Almost overnight, the landscape of the Intensive Care Unit at St. Paul’s Hospital changed.

As COVID-19 patients started to arrive, four-bed wards were quickly converted into individual negative pressure rooms. The usually smiling faces of the ICU team disappeared behind the protection of goggles and masks and the unit became a sea of yellow gowns and blue face masks. Families, such a crucial physical element in the healing of their critically ill loved ones, were no longer allowed inside.

For Bernadette Howell, a spiritual health practitioner on the unit, the shift in environment meant a shift in her work. Usually, as patients in the ICU are largely sedated and intubated, her primary role is to care for the visiting loved ones who are entering a critical care environment that is so alien and frightening to them.

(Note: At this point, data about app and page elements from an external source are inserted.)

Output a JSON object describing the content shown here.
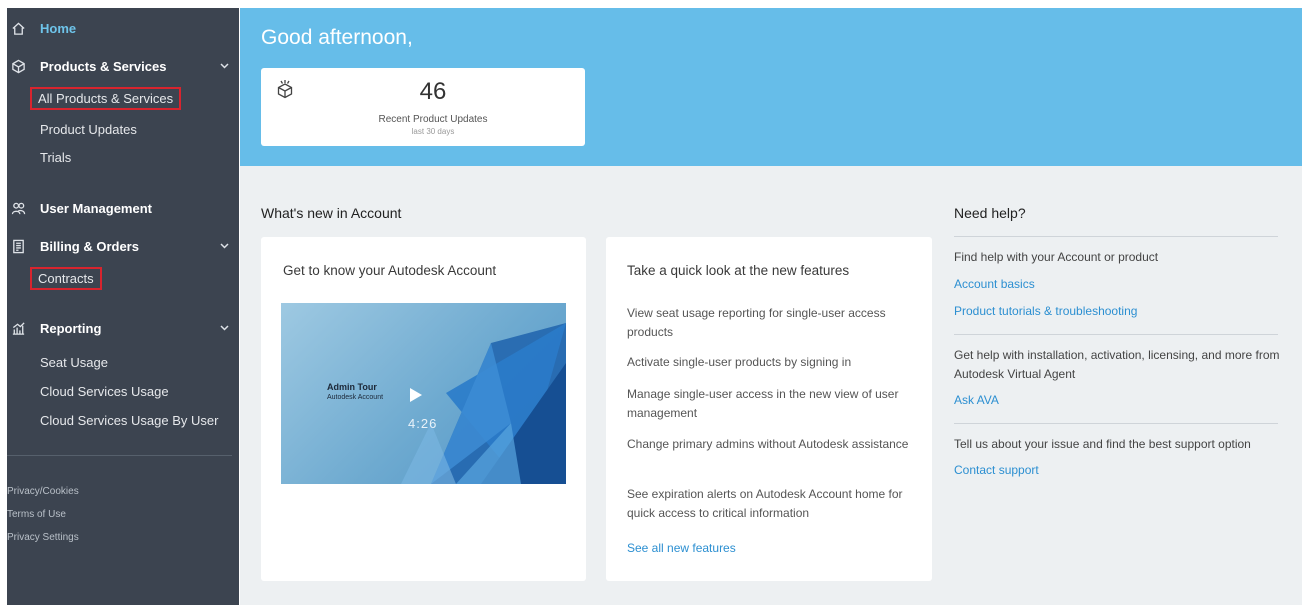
{
  "sidebar": {
    "home": {
      "label": "Home",
      "icon": "home-icon"
    },
    "products": {
      "label": "Products & Services",
      "icon": "box-icon",
      "items": [
        "All Products & Services",
        "Product Updates",
        "Trials"
      ]
    },
    "user_management": {
      "label": "User Management",
      "icon": "users-icon"
    },
    "billing": {
      "label": "Billing & Orders",
      "icon": "billing-icon",
      "items": [
        "Contracts"
      ]
    },
    "reporting": {
      "label": "Reporting",
      "icon": "reporting-icon",
      "items": [
        "Seat Usage",
        "Cloud Services Usage",
        "Cloud Services Usage By User"
      ]
    },
    "footer": [
      "Privacy/Cookies",
      "Terms of Use",
      "Privacy Settings"
    ]
  },
  "hero": {
    "greeting": "Good afternoon,",
    "updates": {
      "count": "46",
      "label": "Recent Product Updates",
      "sub": "last 30 days"
    }
  },
  "whats_new": {
    "title": "What's new in Account",
    "video_card": {
      "heading": "Get to know your Autodesk Account",
      "video_title": "Admin Tour",
      "video_sub": "Autodesk Account",
      "duration": "4:26"
    },
    "features_card": {
      "heading": "Take a quick look at the new features",
      "items": [
        "View seat usage reporting for single-user access products",
        "Activate single-user products by signing in",
        "Manage single-user access in the new view of user management",
        "Change primary admins without Autodesk assistance",
        "See expiration alerts on Autodesk Account home for quick access to critical information"
      ],
      "link": "See all new features"
    }
  },
  "help": {
    "title": "Need help?",
    "text1": "Find help with your Account or product",
    "link1": "Account basics",
    "link2": "Product tutorials & troubleshooting",
    "text2": "Get help with installation, activation, licensing, and more from Autodesk Virtual Agent",
    "link3": "Ask AVA",
    "text3": "Tell us about your issue and find the best support option",
    "link4": "Contact support"
  },
  "colors": {
    "sidebar_bg": "#3c4450",
    "hero_bg": "#66bde9",
    "content_bg": "#edf0f2",
    "link": "#2c8fd1",
    "highlight_outline": "#d8242e"
  }
}
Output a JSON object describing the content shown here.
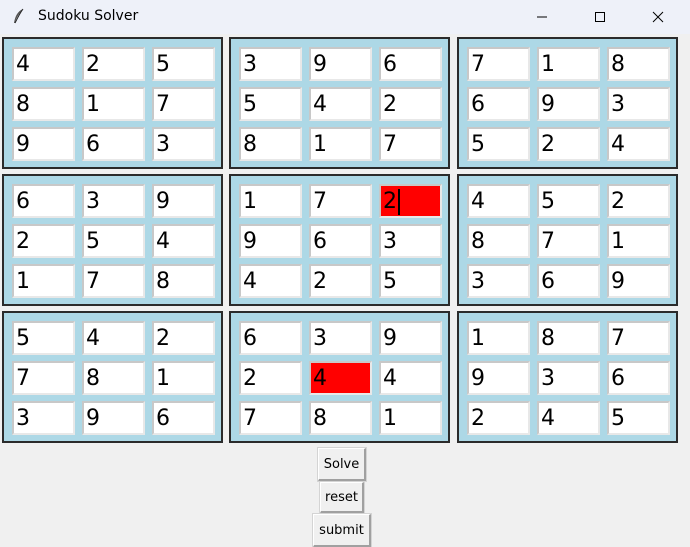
{
  "window": {
    "title": "Sudoku Solver",
    "controls": [
      "minimize",
      "maximize",
      "close"
    ]
  },
  "grid": {
    "highlight_color": "#ff0000",
    "box_color": "#add8e6",
    "rows": [
      [
        "4",
        "2",
        "5",
        "3",
        "9",
        "6",
        "7",
        "1",
        "8"
      ],
      [
        "8",
        "1",
        "7",
        "5",
        "4",
        "2",
        "6",
        "9",
        "3"
      ],
      [
        "9",
        "6",
        "3",
        "8",
        "1",
        "7",
        "5",
        "2",
        "4"
      ],
      [
        "6",
        "3",
        "9",
        "1",
        "7",
        "2",
        "4",
        "5",
        "2"
      ],
      [
        "2",
        "5",
        "4",
        "9",
        "6",
        "3",
        "8",
        "7",
        "1"
      ],
      [
        "1",
        "7",
        "8",
        "4",
        "2",
        "5",
        "3",
        "6",
        "9"
      ],
      [
        "5",
        "4",
        "2",
        "6",
        "3",
        "9",
        "1",
        "8",
        "7"
      ],
      [
        "7",
        "8",
        "1",
        "2",
        "4",
        "4",
        "9",
        "3",
        "6"
      ],
      [
        "3",
        "9",
        "6",
        "7",
        "8",
        "1",
        "2",
        "4",
        "5"
      ]
    ],
    "highlighted_cells": [
      [
        3,
        5
      ],
      [
        7,
        4
      ]
    ],
    "focused_cell": [
      3,
      5
    ]
  },
  "buttons": {
    "solve": "Solve",
    "reset": "reset",
    "submit": "submit"
  }
}
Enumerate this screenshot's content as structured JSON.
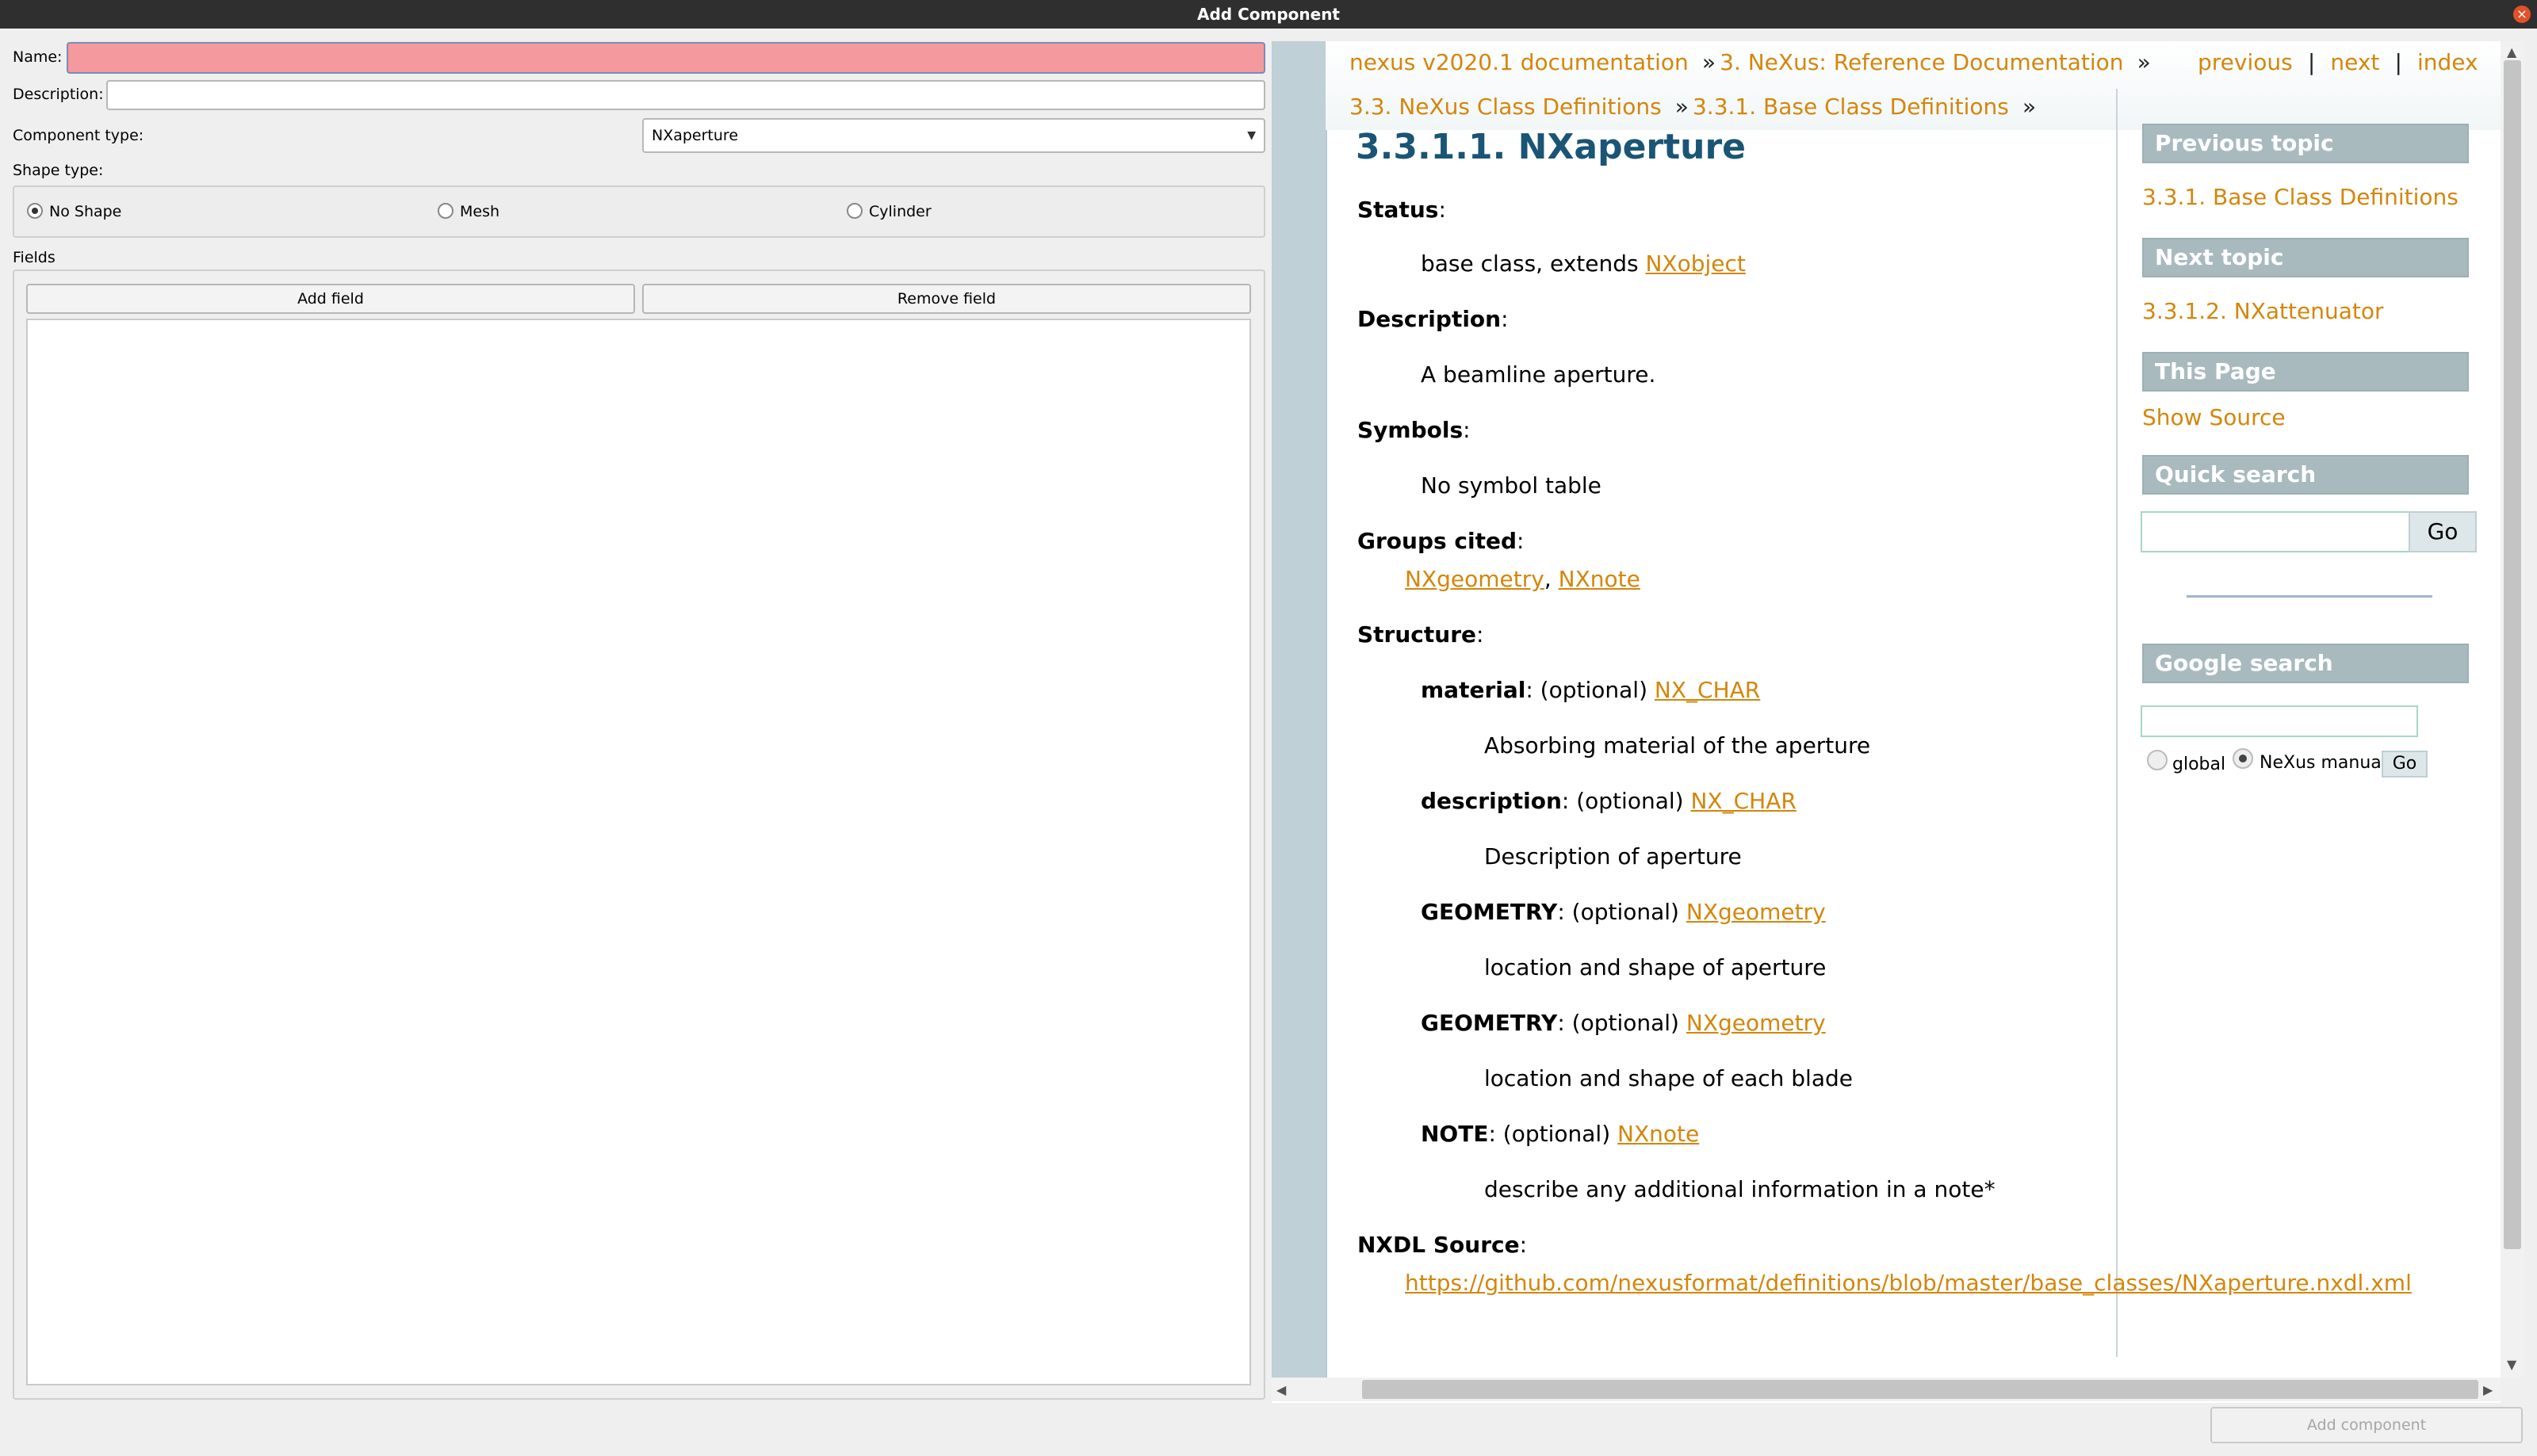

“In the early days of the pandemic, instead of caring for loved ones and family members, I was connecting and caring for staff who were feeling anxious and fearful of what was happening and what was to come,” says Bernadette.

Read the full story on The Daily Scan.  

This page last updated May 21, 2020 10:51am PDT